IGC reported trade in the current 2017/18 year for wheat and coarse grains would total a record 361 million tonnes (Mt), up 2.4 per cent from 2016/17, bolstered by the ninth consecutive annual gain in corn shipments. See chart 1.
While harvests in 2017/18 were slightly smaller than the 2016/17 record, heavy opening stock had propelled overall availability to a new high.
For the first time since 2012/13, grain stocks are predicted to decline, led by stock drawdowns for corn, mainly in China, and barley in countries including Australia, EU, Canada and United States.
The monthly IGC index of prices rose substantially in February 2018, up 5pc across all grains and oilseeds, comprising the sub-indices for barley, up 8pc, soybeans and corn, up 7pc, and wheat, which rose 3pc.
The barley price index rose 28pc in the year to February, four times that of wheat and 16 times that of corn.
Indian wheat demand
IGC has forecast the volume of wheat traded globally in 2017/18 could be a record, and may include greater purchases by India and Iran.
It has also predicted that global wheat stocks could decline for the first time in six seasons.
India, typically self-sufficient in wheat, has not imported volume until 2016/17, when it purchased 6Mt.
IGC projected India could import 3Mt in 2017/18.
In the three years to June 2015 India had a surplus of wheat, enabling it to export total 15Mt wheat.
Rice price up
While a decline in rice production from the 2017/18 record might seem unimportant to some, as a cereal competitor for arable land, rice’s 13pc price index rise in the year to February 2018 could promote higher area plantings next year.

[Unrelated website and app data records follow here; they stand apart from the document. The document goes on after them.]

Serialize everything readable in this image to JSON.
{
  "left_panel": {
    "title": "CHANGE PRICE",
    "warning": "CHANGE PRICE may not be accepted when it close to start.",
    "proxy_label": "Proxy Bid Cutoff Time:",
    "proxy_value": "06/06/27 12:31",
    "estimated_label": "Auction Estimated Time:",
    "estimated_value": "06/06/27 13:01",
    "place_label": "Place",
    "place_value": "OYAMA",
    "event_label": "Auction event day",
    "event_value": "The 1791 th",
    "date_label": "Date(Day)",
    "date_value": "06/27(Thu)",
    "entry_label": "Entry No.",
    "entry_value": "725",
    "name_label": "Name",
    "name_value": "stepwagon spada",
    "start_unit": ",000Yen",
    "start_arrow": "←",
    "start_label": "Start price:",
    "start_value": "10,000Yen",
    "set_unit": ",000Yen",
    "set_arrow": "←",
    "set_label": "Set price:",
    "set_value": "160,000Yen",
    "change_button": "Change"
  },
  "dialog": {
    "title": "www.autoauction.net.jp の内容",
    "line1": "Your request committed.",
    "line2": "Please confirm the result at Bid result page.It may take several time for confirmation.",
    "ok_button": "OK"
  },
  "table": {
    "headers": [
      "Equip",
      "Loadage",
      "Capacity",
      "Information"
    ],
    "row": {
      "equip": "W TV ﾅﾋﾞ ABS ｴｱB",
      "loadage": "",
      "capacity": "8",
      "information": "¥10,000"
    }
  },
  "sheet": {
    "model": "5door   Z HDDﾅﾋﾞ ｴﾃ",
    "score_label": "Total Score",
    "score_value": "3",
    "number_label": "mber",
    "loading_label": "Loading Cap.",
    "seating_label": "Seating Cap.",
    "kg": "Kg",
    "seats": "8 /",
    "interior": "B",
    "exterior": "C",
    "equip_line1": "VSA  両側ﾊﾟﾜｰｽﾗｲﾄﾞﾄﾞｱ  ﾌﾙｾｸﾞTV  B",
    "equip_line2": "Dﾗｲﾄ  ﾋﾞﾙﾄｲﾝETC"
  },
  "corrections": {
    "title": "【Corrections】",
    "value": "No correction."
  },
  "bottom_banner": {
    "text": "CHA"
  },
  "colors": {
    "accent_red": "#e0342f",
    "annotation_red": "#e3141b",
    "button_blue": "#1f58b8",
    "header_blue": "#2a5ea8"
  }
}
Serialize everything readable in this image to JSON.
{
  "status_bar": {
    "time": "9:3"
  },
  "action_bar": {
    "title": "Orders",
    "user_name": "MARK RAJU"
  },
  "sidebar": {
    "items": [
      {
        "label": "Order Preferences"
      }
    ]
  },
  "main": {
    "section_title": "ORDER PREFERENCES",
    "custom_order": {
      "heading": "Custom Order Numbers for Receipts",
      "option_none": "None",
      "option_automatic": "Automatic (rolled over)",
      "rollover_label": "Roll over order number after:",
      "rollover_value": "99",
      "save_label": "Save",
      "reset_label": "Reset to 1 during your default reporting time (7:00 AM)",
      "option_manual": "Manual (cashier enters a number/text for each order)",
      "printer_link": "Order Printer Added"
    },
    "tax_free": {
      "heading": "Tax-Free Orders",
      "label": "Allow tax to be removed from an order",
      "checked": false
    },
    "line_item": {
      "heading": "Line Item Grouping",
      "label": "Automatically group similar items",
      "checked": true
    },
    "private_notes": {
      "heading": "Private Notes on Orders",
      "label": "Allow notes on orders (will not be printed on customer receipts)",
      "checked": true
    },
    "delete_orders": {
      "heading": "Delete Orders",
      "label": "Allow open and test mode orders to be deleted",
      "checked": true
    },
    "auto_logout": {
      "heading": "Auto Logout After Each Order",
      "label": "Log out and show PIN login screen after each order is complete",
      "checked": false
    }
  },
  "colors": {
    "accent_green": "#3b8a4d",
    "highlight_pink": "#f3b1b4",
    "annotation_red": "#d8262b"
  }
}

World rice production is about 450-500Mt, of which India grows more than 100Mt and exports more than 10Mt in most years.